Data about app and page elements
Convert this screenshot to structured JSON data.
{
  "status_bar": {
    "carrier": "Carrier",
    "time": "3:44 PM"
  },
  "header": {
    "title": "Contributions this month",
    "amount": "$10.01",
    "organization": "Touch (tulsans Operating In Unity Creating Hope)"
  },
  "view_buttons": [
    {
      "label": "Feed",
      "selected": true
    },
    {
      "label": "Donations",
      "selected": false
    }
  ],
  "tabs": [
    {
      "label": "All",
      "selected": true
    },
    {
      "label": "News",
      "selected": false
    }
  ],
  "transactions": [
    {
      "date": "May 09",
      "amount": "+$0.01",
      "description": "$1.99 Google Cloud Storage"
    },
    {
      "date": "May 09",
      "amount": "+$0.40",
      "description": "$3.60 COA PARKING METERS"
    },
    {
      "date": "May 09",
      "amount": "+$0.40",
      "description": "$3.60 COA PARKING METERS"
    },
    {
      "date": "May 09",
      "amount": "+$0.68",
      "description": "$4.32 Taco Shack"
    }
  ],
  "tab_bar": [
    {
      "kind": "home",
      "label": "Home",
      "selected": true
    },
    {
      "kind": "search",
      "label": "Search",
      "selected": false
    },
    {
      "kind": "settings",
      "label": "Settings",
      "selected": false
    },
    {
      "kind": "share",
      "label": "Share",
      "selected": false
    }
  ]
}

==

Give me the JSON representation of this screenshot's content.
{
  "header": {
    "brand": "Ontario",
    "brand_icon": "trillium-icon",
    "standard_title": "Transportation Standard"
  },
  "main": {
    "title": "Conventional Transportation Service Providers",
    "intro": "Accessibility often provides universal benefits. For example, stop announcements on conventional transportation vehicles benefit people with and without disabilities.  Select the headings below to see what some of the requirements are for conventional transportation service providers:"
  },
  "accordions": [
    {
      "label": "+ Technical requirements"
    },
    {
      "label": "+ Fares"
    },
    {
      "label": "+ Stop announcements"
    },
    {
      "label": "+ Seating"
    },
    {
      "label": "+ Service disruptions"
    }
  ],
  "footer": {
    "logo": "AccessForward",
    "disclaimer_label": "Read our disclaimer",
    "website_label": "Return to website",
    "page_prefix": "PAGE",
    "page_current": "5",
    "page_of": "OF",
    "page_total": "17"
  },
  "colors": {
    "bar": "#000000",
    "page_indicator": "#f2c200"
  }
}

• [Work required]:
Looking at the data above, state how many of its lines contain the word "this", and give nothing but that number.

• [Reply to the task]:
3